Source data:
▼

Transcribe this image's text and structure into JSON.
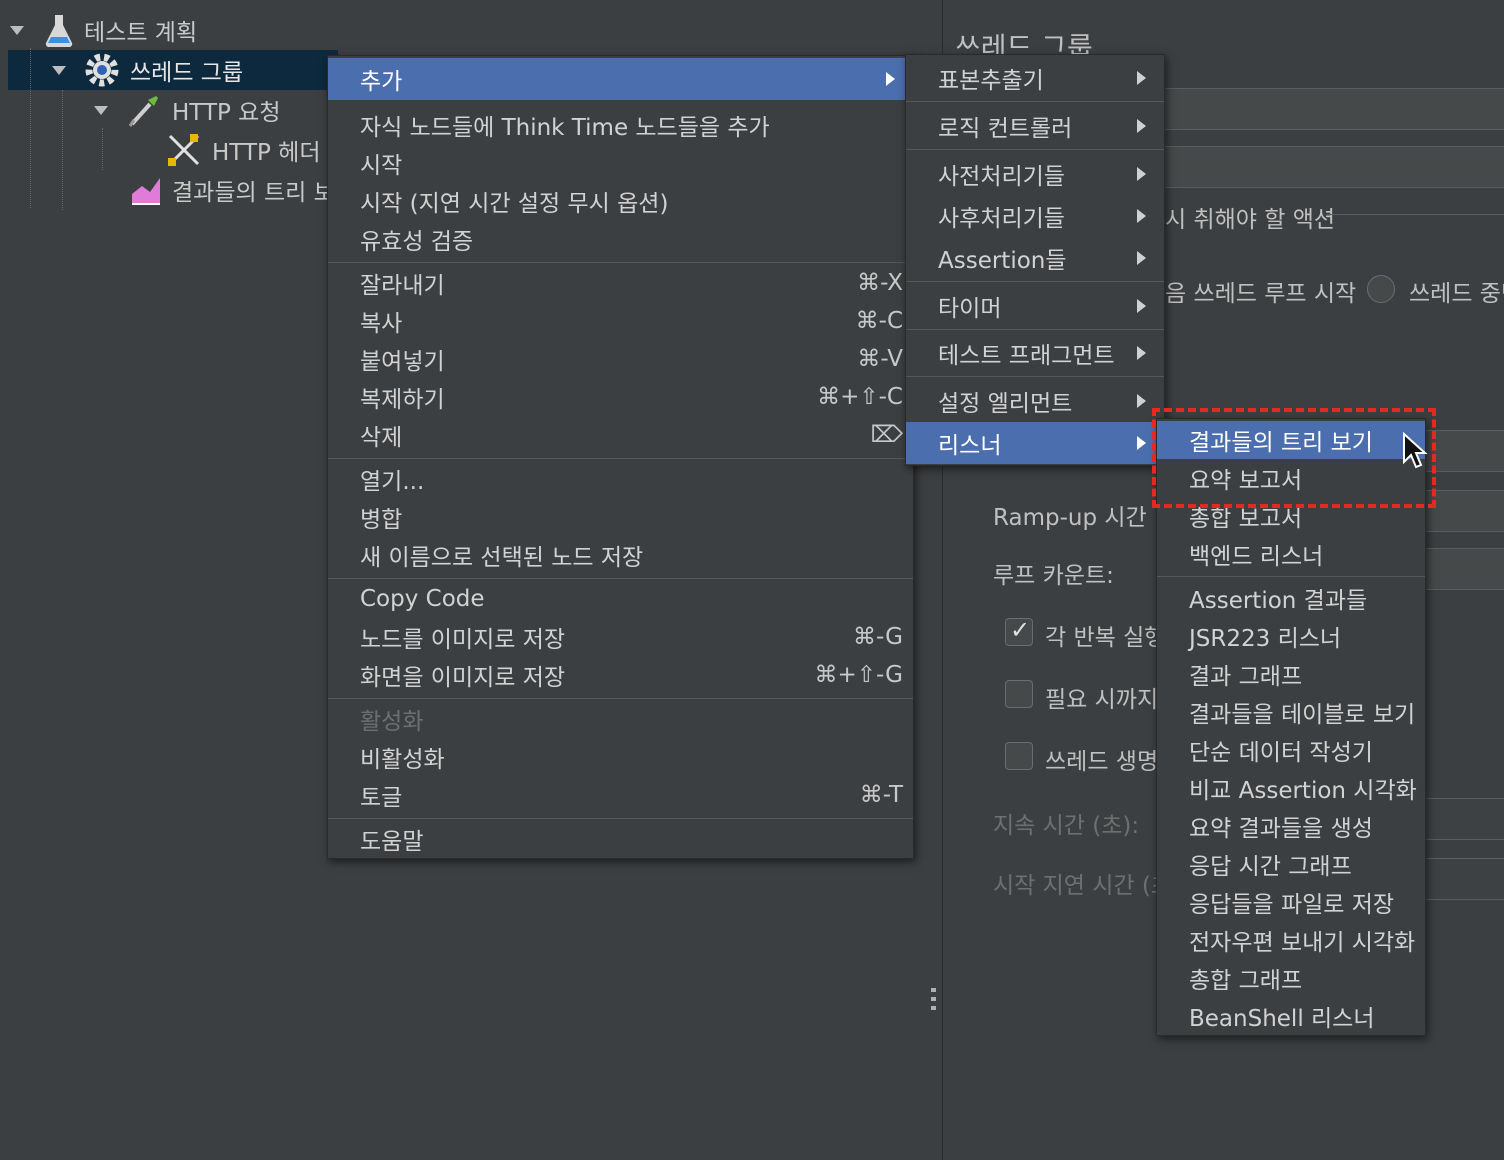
{
  "tree": {
    "nodes": [
      {
        "label": "테스트 계획",
        "icon": "flask-icon"
      },
      {
        "label": "쓰레드 그룹",
        "icon": "gear-icon"
      },
      {
        "label": "HTTP 요청",
        "icon": "pipette-icon"
      },
      {
        "label": "HTTP 헤더",
        "icon": "tools-icon"
      },
      {
        "label": "결과들의 트리 보",
        "icon": "graph-icon"
      }
    ]
  },
  "right_panel": {
    "title": "쓰레드 그룹",
    "action_label": "시 취해야 할 액션",
    "radio_next_loop": "음 쓰레드 루프 시작",
    "radio_stop_thread": "쓰레드 중단",
    "rampup_label": "Ramp-up 시간 (",
    "loop_count_label": "루프 카운트:",
    "each_iteration_label": "각 반복 실행",
    "until_needed_label": "필요 시까지",
    "thread_lifetime_label": "쓰레드 생명",
    "duration_label": "지속 시간 (초):",
    "startup_delay_label": "시작 지연 시간 (초"
  },
  "context_menu": {
    "items": [
      {
        "label": "추가",
        "submenu": true,
        "selected": true
      },
      {
        "label": "자식 노드들에 Think Time 노드들을 추가"
      },
      {
        "label": "시작"
      },
      {
        "label": "시작 (지연 시간 설정 무시 옵션)"
      },
      {
        "label": "유효성 검증"
      },
      {
        "label": "잘라내기",
        "shortcut": "⌘-X"
      },
      {
        "label": "복사",
        "shortcut": "⌘-C"
      },
      {
        "label": "붙여넣기",
        "shortcut": "⌘-V"
      },
      {
        "label": "복제하기",
        "shortcut": "⌘+⇧-C"
      },
      {
        "label": "삭제",
        "shortcut": "⌦"
      },
      {
        "label": "열기..."
      },
      {
        "label": "병합"
      },
      {
        "label": "새 이름으로 선택된 노드 저장"
      },
      {
        "label": "Copy Code"
      },
      {
        "label": "노드를 이미지로 저장",
        "shortcut": "⌘-G"
      },
      {
        "label": "화면을 이미지로 저장",
        "shortcut": "⌘+⇧-G"
      },
      {
        "label": "활성화",
        "disabled": true
      },
      {
        "label": "비활성화"
      },
      {
        "label": "토글",
        "shortcut": "⌘-T"
      },
      {
        "label": "도움말"
      }
    ]
  },
  "add_submenu": {
    "items": [
      {
        "label": "표본추출기"
      },
      {
        "label": "로직 컨트롤러"
      },
      {
        "label": "사전처리기들"
      },
      {
        "label": "사후처리기들"
      },
      {
        "label": "Assertion들"
      },
      {
        "label": "타이머"
      },
      {
        "label": "테스트 프래그먼트"
      },
      {
        "label": "설정 엘리먼트"
      },
      {
        "label": "리스너",
        "selected": true
      }
    ]
  },
  "listener_submenu": {
    "items": [
      {
        "label": "결과들의 트리 보기",
        "selected": true
      },
      {
        "label": "요약 보고서"
      },
      {
        "label": "총합 보고서"
      },
      {
        "label": "백엔드 리스너"
      },
      {
        "label": "Assertion 결과들"
      },
      {
        "label": "JSR223 리스너"
      },
      {
        "label": "결과 그래프"
      },
      {
        "label": "결과들을 테이블로 보기"
      },
      {
        "label": "단순 데이터 작성기"
      },
      {
        "label": "비교 Assertion 시각화"
      },
      {
        "label": "요약 결과들을 생성"
      },
      {
        "label": "응답 시간 그래프"
      },
      {
        "label": "응답들을 파일로 저장"
      },
      {
        "label": "전자우편 보내기 시각화"
      },
      {
        "label": "총합 그래프"
      },
      {
        "label": "BeanShell 리스너"
      }
    ]
  },
  "colors": {
    "background": "#3c3f41",
    "selection": "#4b6eaf",
    "tree_selection": "#0d293e",
    "highlight_box": "#e8271f"
  }
}
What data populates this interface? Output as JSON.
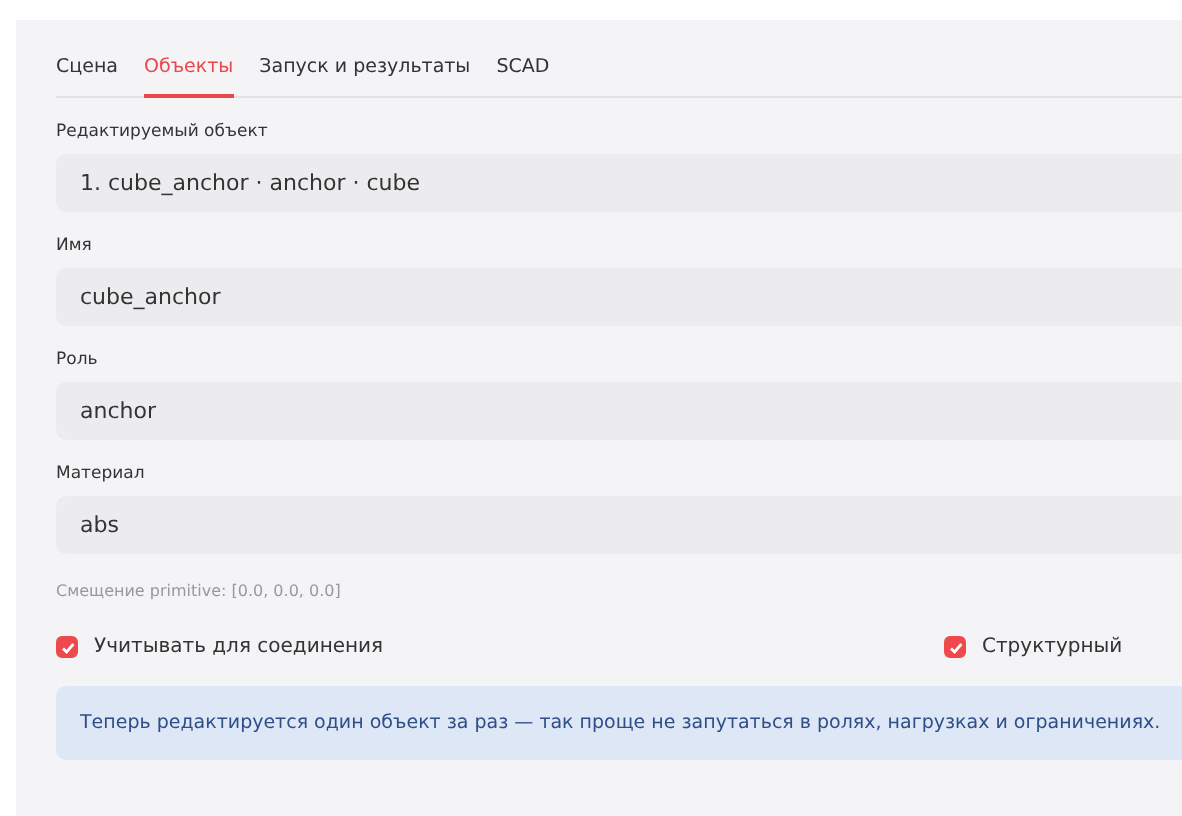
{
  "tabs": [
    {
      "label": "Сцена",
      "selected": false
    },
    {
      "label": "Объекты",
      "selected": true
    },
    {
      "label": "Запуск и результаты",
      "selected": false
    },
    {
      "label": "SCAD",
      "selected": false
    }
  ],
  "fields": [
    {
      "label": "Редактируемый объект",
      "value": "1. cube_anchor · anchor · cube"
    },
    {
      "label": "Имя",
      "value": "cube_anchor"
    },
    {
      "label": "Роль",
      "value": "anchor"
    },
    {
      "label": "Материал",
      "value": "abs"
    }
  ],
  "caption": "Смещение primitive: [0.0, 0.0, 0.0]",
  "checkboxes": [
    {
      "label": "Учитывать для соединения",
      "checked": true
    },
    {
      "label": "Структурный",
      "checked": true
    }
  ],
  "info": "Теперь редактируется один объект за раз — так проще не запутаться в ролях, нагрузках и ограничениях."
}
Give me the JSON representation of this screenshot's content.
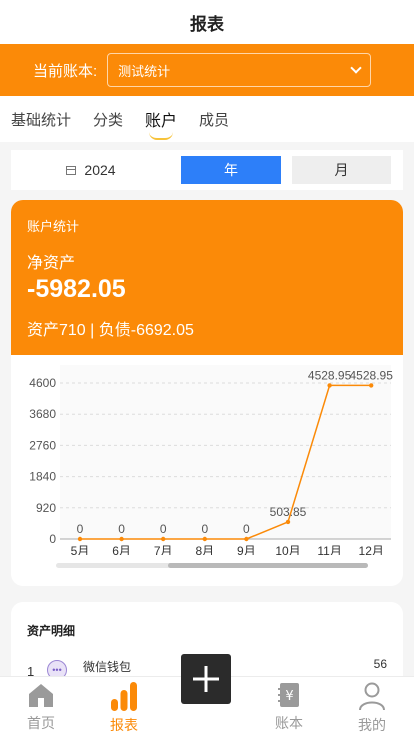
{
  "page": {
    "title": "报表"
  },
  "book": {
    "label": "当前账本:",
    "selected": "测试统计"
  },
  "tabs": [
    {
      "label": "基础统计",
      "active": false
    },
    {
      "label": "分类",
      "active": false
    },
    {
      "label": "账户",
      "active": true
    },
    {
      "label": "成员",
      "active": false
    }
  ],
  "date": {
    "year": "2024",
    "year_btn": "年",
    "month_btn": "月",
    "active": "年"
  },
  "account": {
    "title": "账户统计",
    "net_label": "净资产",
    "net_value": "-5982.05",
    "summary": "资产710 | 负债-6692.05"
  },
  "chart_data": {
    "type": "line",
    "categories": [
      "5月",
      "6月",
      "7月",
      "8月",
      "9月",
      "10月",
      "11月",
      "12月"
    ],
    "values": [
      0,
      0,
      0,
      0,
      0,
      503.85,
      4528.95,
      4528.95
    ],
    "data_labels": [
      "0",
      "0",
      "0",
      "0",
      "0",
      "503.85",
      "4528.95",
      "4528.95"
    ],
    "y_ticks": [
      "0",
      "920",
      "1840",
      "2760",
      "3680",
      "4600"
    ],
    "ylim": [
      0,
      4600
    ],
    "grid": true,
    "colors": {
      "line": "#fb8a08"
    }
  },
  "detail": {
    "title": "资产明细",
    "rows": [
      {
        "index": "1",
        "name": "微信钱包",
        "amount": "56"
      }
    ]
  },
  "tabbar": [
    {
      "label": "首页",
      "icon": "home-icon",
      "active": false
    },
    {
      "label": "报表",
      "icon": "bar-chart-icon",
      "active": true
    },
    {
      "label": "账本",
      "icon": "ledger-icon",
      "active": false
    },
    {
      "label": "我的",
      "icon": "user-icon",
      "active": false
    }
  ],
  "colors": {
    "accent": "#fb8a08",
    "primary": "#2d7ff9"
  }
}
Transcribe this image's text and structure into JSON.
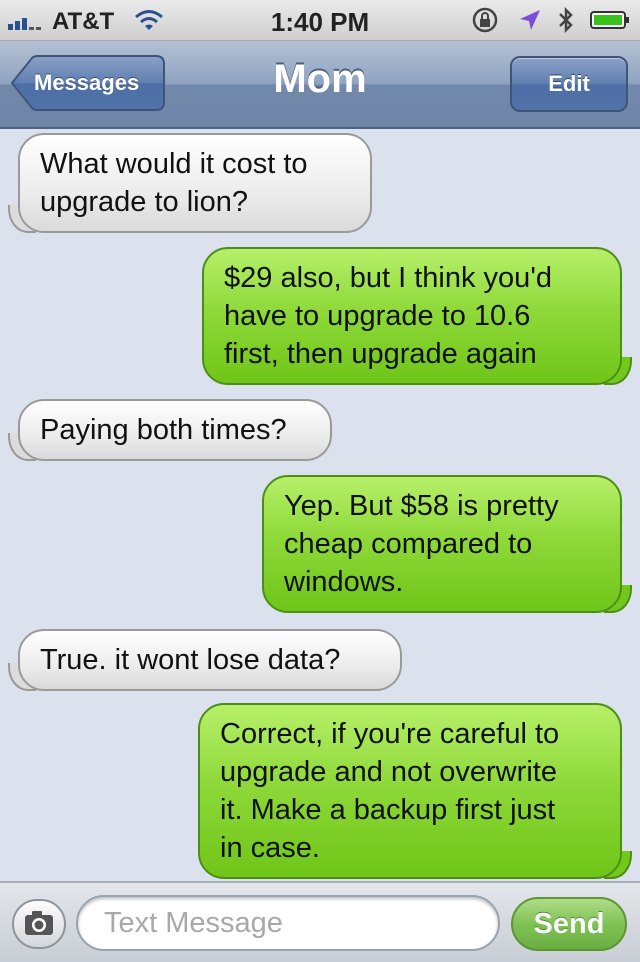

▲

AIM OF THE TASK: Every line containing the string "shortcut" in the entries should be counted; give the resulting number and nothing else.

YOUR SOLUTION: 8